    For decades now, the Studio Azzurro collective has been a compelling presence on the international art scene, most recently evident in this splendid retrospective of their ambienti sensibili, or sensitive environments. Since 1995, they have maintained a fecund, innovative creative practice, conceiving installations activated by elementary interactions, such as touch or breath.

    The group’s current show confirms not only the historical importance of the collective’s pioneering oeuvre—which began at the threshold of the era in which we now find ourselves immersed in the virtual—but also the work’s

  • View of “Brian Eno: Light Music,” 2016.
    picks August 17, 2016

    Brian Eno

    In this new synesthetic installation by Brian Eno, sculptures and video paintings made from light boxes create a highly evocative environment nurtured by the interweaving of visuals, sound, and light stimuli. A series of screens on the walls, titled “Lightboxes,” 2016, pulsate with colorful geometric arrangements that vary according to the sounds emitted simultaneously. Inspired by research into the historical avant-garde, all the pieces here seem to almost suggest a link between the spiritual essentiality of Kazimir Malevich’s Suprematism and the plastic-dynamic tendencies of László Moholy-Nagy,

  • Dadamaino, Volume, 1958, tempera on canvas, 27 1/2 × 19 3/4".

    Dadamaino

    This revelatory exhibition of the work of the Italian painter Dadamaino (1930–2004) was organized chronologically, presenting sequential stages in the self-taught artist’s compelling career. Thirty-nine works produced over forty-three years evinced the artist’s persistent formal inquiry, making a case for the notion that a concept can be constantly rediscovered and made relevant anew.

    Dadamaino’s artistic debut took place in Milan in 1958, amid the vibrant international context of the neo-avant-garde group Azimuth. The core members of this collective, Enrico Castellani and Piero Manzoni, founded

  • Diane Bond, L’aborto (The Abortion), 1980, mixed media on emulsified canvas, 19 1/4 x 23 1/4".
    picks February 16, 2016

    “Altra misura”

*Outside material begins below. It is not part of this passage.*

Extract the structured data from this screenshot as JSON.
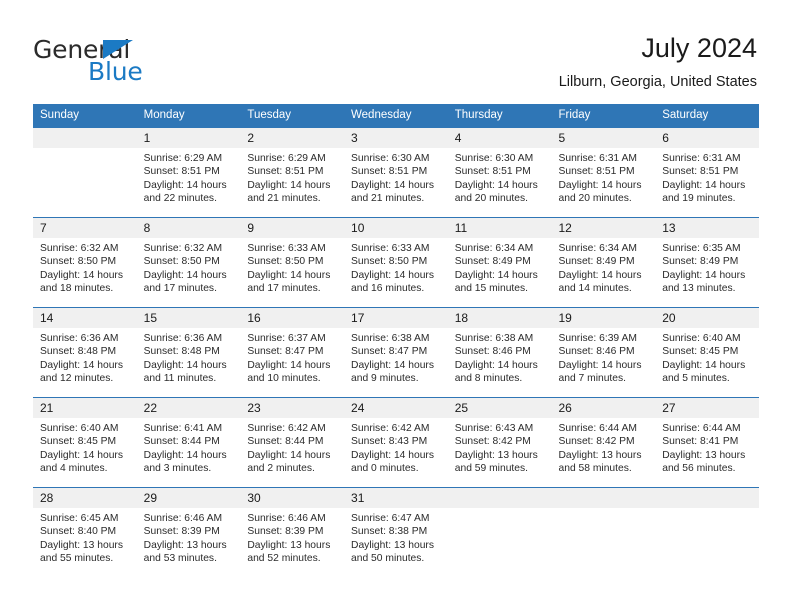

    Altra misura” (Another Measure), is an exhibition about diversity and the affirmation of identity beyond roles imposed by cultural and social conventions. The artists in the show, all working in Italy beginning in the 1970s, were protagonists in the women’s liberation movement there, active on various levels: Tomaso Binga, Diane Bond, Lisetta Carmi, Nicole Gravier, Ketty La Rocca, Lucia Marucci, Paola Mattioli, Libera Mazzoleni, Verita Monselles, Anna Oberto, and Cloti Ricciardi. Using photography as an analytical and political tool, they interpret the “difference” (thus “Another Measure”) of

  • Pierre Alechinsky, Le Point du jour (Sunrise), 1966, oil on canvas, 51 x 32".
    picks February 04, 2016

    “Cobra. Una Grande Avanguardia Europea 1948–51”

    Among postwar art movements, Cobra undoubtedly played a decisive role in establishing a new and authentically European artistic language after the tragedy of World War II. This insightful exhibition is a unique occasion for those wishing to become acquainted with Cobra’s cultural revolution. The show includes 150 works by the principal exponents of the group—including Pierre Alechinsky, Karel Appel, Corneille, Constant, and Asger Jorn—selected and presented to construct a geographic, typological, and stylistic mapping that is truly exemplary of Cobra’s distinctiveness. These works are accompanied